▶ **WORK INSTRUCTIONS**: Within this material, find every line where the string "workflow" appears, and copy it out.

▶ **INPUT DATA**:
------------

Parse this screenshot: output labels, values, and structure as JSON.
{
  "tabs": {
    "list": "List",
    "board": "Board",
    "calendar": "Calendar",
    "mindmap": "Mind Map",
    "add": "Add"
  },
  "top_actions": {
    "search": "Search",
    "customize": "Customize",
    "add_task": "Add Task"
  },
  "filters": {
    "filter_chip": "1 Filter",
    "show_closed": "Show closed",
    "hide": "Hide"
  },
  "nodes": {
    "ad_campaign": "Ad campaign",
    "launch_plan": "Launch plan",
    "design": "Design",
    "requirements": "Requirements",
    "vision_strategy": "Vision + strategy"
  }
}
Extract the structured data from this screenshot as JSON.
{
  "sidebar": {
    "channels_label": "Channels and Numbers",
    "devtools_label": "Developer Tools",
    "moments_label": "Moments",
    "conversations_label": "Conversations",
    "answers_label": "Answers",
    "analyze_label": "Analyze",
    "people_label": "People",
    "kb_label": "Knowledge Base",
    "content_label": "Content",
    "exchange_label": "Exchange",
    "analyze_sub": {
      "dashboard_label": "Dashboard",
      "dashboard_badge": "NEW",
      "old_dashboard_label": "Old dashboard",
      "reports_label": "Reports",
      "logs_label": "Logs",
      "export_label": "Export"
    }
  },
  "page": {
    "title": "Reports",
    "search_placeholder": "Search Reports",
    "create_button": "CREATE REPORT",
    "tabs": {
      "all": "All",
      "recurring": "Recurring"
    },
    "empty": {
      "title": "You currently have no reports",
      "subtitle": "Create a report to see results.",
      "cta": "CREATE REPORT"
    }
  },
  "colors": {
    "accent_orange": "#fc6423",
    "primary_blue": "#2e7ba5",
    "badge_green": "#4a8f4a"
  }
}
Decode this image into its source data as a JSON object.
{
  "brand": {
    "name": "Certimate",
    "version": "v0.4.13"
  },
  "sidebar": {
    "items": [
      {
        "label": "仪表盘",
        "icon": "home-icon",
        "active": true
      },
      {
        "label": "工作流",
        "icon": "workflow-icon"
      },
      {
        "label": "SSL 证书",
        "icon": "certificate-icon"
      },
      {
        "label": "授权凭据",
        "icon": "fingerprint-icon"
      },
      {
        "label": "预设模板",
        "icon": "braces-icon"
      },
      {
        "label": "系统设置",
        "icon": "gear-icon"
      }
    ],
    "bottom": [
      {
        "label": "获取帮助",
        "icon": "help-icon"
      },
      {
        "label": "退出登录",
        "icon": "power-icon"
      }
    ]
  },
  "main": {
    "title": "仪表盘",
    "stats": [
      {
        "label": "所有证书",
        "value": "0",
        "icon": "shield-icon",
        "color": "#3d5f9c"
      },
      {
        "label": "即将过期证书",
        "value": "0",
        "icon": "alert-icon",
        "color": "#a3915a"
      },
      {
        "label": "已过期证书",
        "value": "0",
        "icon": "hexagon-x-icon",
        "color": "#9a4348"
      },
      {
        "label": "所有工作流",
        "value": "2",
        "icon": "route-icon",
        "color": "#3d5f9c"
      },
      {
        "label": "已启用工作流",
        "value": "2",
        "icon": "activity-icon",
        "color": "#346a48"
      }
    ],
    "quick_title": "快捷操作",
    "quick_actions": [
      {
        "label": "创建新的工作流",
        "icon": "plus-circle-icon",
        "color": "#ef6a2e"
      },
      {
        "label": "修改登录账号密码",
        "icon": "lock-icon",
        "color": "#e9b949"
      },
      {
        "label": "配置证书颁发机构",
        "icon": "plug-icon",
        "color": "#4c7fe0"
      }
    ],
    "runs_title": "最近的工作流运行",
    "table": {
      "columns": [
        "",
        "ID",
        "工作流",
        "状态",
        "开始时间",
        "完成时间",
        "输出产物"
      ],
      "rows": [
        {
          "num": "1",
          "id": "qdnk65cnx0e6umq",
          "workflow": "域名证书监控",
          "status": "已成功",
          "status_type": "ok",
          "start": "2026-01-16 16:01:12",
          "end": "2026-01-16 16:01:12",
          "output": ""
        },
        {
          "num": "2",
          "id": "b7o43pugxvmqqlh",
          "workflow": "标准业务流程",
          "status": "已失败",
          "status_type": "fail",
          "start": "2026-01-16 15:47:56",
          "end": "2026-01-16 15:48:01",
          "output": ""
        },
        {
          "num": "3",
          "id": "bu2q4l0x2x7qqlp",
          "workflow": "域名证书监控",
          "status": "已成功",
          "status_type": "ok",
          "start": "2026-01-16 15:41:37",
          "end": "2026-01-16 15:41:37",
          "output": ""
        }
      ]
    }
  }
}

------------

▶ **COMPLETED EXERCISE**:
        "icon": "workflow-icon"
          "workflow": "域名证书监控",
          "workflow": "标准业务流程",
          "workflow": "域名证书监控",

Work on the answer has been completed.